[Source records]
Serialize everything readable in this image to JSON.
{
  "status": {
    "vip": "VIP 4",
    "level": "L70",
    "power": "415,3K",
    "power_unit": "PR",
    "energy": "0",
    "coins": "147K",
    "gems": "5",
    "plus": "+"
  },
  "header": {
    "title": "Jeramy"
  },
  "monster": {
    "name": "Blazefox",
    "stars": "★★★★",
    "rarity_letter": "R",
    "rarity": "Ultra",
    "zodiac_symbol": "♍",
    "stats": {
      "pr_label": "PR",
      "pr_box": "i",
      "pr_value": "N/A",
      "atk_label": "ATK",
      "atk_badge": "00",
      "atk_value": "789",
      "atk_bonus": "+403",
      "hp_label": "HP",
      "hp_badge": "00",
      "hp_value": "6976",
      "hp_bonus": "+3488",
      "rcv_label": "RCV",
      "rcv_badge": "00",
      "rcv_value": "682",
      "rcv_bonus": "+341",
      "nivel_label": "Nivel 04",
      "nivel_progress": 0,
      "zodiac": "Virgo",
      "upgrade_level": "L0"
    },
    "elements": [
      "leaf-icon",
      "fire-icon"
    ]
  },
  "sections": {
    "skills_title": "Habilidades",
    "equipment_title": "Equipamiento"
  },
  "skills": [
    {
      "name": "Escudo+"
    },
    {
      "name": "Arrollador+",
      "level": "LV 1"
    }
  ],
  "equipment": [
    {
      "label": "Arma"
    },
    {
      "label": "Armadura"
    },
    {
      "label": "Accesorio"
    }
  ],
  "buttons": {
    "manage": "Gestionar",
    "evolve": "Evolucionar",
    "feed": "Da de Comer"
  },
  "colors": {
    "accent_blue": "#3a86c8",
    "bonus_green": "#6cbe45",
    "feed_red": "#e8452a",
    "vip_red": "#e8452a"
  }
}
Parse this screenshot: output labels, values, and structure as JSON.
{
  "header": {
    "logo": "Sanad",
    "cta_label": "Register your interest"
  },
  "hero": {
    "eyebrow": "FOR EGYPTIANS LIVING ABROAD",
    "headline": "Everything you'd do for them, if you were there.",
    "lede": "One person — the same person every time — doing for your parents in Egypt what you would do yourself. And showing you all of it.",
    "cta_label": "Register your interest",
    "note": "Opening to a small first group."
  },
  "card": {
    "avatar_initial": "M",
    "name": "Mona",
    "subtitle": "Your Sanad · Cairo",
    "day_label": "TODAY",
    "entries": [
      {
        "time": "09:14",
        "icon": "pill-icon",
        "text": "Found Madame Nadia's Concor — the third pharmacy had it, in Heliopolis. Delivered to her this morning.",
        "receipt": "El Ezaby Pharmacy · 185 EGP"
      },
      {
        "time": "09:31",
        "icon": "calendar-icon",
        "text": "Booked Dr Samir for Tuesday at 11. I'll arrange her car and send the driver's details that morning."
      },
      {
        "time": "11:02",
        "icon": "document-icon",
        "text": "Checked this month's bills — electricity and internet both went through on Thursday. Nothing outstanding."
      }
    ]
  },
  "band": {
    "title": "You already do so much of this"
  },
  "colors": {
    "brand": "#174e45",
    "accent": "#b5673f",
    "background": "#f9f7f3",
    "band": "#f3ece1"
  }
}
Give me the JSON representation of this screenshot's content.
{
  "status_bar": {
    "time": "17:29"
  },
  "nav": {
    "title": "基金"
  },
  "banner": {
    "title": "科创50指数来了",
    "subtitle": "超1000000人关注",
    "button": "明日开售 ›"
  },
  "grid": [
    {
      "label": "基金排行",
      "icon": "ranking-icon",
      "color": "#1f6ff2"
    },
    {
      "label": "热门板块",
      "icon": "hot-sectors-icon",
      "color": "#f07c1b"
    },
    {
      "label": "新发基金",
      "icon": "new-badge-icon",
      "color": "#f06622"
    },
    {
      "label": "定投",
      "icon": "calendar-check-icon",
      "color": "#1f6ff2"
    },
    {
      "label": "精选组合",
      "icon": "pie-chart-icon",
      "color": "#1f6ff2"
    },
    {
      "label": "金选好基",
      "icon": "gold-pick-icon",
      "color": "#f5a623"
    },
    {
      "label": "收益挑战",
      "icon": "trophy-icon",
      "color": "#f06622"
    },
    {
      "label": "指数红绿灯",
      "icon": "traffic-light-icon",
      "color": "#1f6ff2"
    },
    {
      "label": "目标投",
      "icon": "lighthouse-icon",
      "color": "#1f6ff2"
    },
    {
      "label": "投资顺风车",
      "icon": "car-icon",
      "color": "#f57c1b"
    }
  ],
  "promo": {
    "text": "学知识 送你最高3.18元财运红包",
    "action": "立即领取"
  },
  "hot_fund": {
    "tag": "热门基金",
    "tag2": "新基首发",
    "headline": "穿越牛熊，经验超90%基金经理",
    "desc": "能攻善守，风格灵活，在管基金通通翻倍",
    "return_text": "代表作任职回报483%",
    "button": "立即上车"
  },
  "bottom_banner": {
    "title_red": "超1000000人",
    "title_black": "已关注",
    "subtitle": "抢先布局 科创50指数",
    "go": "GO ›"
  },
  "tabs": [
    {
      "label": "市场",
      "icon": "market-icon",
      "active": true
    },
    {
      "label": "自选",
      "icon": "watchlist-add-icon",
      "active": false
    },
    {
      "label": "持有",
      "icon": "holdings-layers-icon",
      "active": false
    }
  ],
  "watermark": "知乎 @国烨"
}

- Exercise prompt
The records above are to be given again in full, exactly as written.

- Task output
Serialize everything readable in this image to JSON.
{
  "status": {
    "vip": "VIP 4",
    "level": "L70",
    "power": "415,3K",
    "power_unit": "PR",
    "energy": "0",
    "coins": "147K",
    "gems": "5",
    "plus": "+"
  },
  "header": {
    "title": "Jeramy"
  },
  "monster": {
    "name": "Blazefox",
    "stars": "★★★★",
    "rarity_letter": "R",
    "rarity": "Ultra",
    "zodiac_symbol": "♍",
    "stats": {
      "pr_label": "PR",
      "pr_box": "i",
      "pr_value": "N/A",
      "atk_label": "ATK",
      "atk_badge": "00",
      "atk_value": "789",
      "atk_bonus": "+403",
      "hp_label": "HP",
      "hp_badge": "00",
      "hp_value": "6976",
      "hp_bonus": "+3488",
      "rcv_label": "RCV",
      "rcv_badge": "00",
      "rcv_value": "682",
      "rcv_bonus": "+341",
      "nivel_label": "Nivel 04",
      "nivel_progress": 0,
      "zodiac": "Virgo",
      "upgrade_level": "L0"
    },
    "elements": [
      "leaf-icon",
      "fire-icon"
    ]
  },
  "sections": {
    "skills_title": "Habilidades",
    "equipment_title": "Equipamiento"
  },
  "skills": [
    {
      "name": "Escudo+"
    },
    {
      "name": "Arrollador+",
      "level": "LV 1"
    }
  ],
  "equipment": [
    {
      "label": "Arma"
    },
    {
      "label": "Armadura"
    },
    {
      "label": "Accesorio"
    }
  ],
  "buttons": {
    "manage": "Gestionar",
    "evolve": "Evolucionar",
    "feed": "Da de Comer"
  },
  "colors": {
    "accent_blue": "#3a86c8",
    "bonus_green": "#6cbe45",
    "feed_red": "#e8452a",
    "vip_red": "#e8452a"
  }
}
Parse this screenshot: output labels, values, and structure as JSON.
{
  "header": {
    "logo": "Sanad",
    "cta_label": "Register your interest"
  },
  "hero": {
    "eyebrow": "FOR EGYPTIANS LIVING ABROAD",
    "headline": "Everything you'd do for them, if you were there.",
    "lede": "One person — the same person every time — doing for your parents in Egypt what you would do yourself. And showing you all of it.",
    "cta_label": "Register your interest",
    "note": "Opening to a small first group."
  },
  "card": {
    "avatar_initial": "M",
    "name": "Mona",
    "subtitle": "Your Sanad · Cairo",
    "day_label": "TODAY",
    "entries": [
      {
        "time": "09:14",
        "icon": "pill-icon",
        "text": "Found Madame Nadia's Concor — the third pharmacy had it, in Heliopolis. Delivered to her this morning.",
        "receipt": "El Ezaby Pharmacy · 185 EGP"
      },
      {
        "time": "09:31",
        "icon": "calendar-icon",
        "text": "Booked Dr Samir for Tuesday at 11. I'll arrange her car and send the driver's details that morning."
      },
      {
        "time": "11:02",
        "icon": "document-icon",
        "text": "Checked this month's bills — electricity and internet both went through on Thursday. Nothing outstanding."
      }
    ]
  },
  "band": {
    "title": "You already do so much of this"
  },
  "colors": {
    "brand": "#174e45",
    "accent": "#b5673f",
    "background": "#f9f7f3",
    "band": "#f3ece1"
  }
}
Give me the JSON representation of this screenshot's content.
{
  "status_bar": {
    "time": "17:29"
  },
  "nav": {
    "title": "基金"
  },
  "banner": {
    "title": "科创50指数来了",
    "subtitle": "超1000000人关注",
    "button": "明日开售 ›"
  },
  "grid": [
    {
      "label": "基金排行",
      "icon": "ranking-icon",
      "color": "#1f6ff2"
    },
    {
      "label": "热门板块",
      "icon": "hot-sectors-icon",
      "color": "#f07c1b"
    },
    {
      "label": "新发基金",
      "icon": "new-badge-icon",
      "color": "#f06622"
    },
    {
      "label": "定投",
      "icon": "calendar-check-icon",
      "color": "#1f6ff2"
    },
    {
      "label": "精选组合",
      "icon": "pie-chart-icon",
      "color": "#1f6ff2"
    },
    {
      "label": "金选好基",
      "icon": "gold-pick-icon",
      "color": "#f5a623"
    },
    {
      "label": "收益挑战",
      "icon": "trophy-icon",
      "color": "#f06622"
    },
    {
      "label": "指数红绿灯",
      "icon": "traffic-light-icon",
      "color": "#1f6ff2"
    },
    {
      "label": "目标投",
      "icon": "lighthouse-icon",
      "color": "#1f6ff2"
    },
    {
      "label": "投资顺风车",
      "icon": "car-icon",
      "color": "#f57c1b"
    }
  ],
  "promo": {
    "text": "学知识 送你最高3.18元财运红包",
    "action": "立即领取"
  },
  "hot_fund": {
    "tag": "热门基金",
    "tag2": "新基首发",
    "headline": "穿越牛熊，经验超90%基金经理",
    "desc": "能攻善守，风格灵活，在管基金通通翻倍",
    "return_text": "代表作任职回报483%",
    "button": "立即上车"
  },
  "bottom_banner": {
    "title_red": "超1000000人",
    "title_black": "已关注",
    "subtitle": "抢先布局 科创50指数",
    "go": "GO ›"
  },
  "tabs": [
    {
      "label": "市场",
      "icon": "market-icon",
      "active": true
    },
    {
      "label": "自选",
      "icon": "watchlist-add-icon",
      "active": false
    },
    {
      "label": "持有",
      "icon": "holdings-layers-icon",
      "active": false
    }
  ],
  "watermark": "知乎 @国烨"
}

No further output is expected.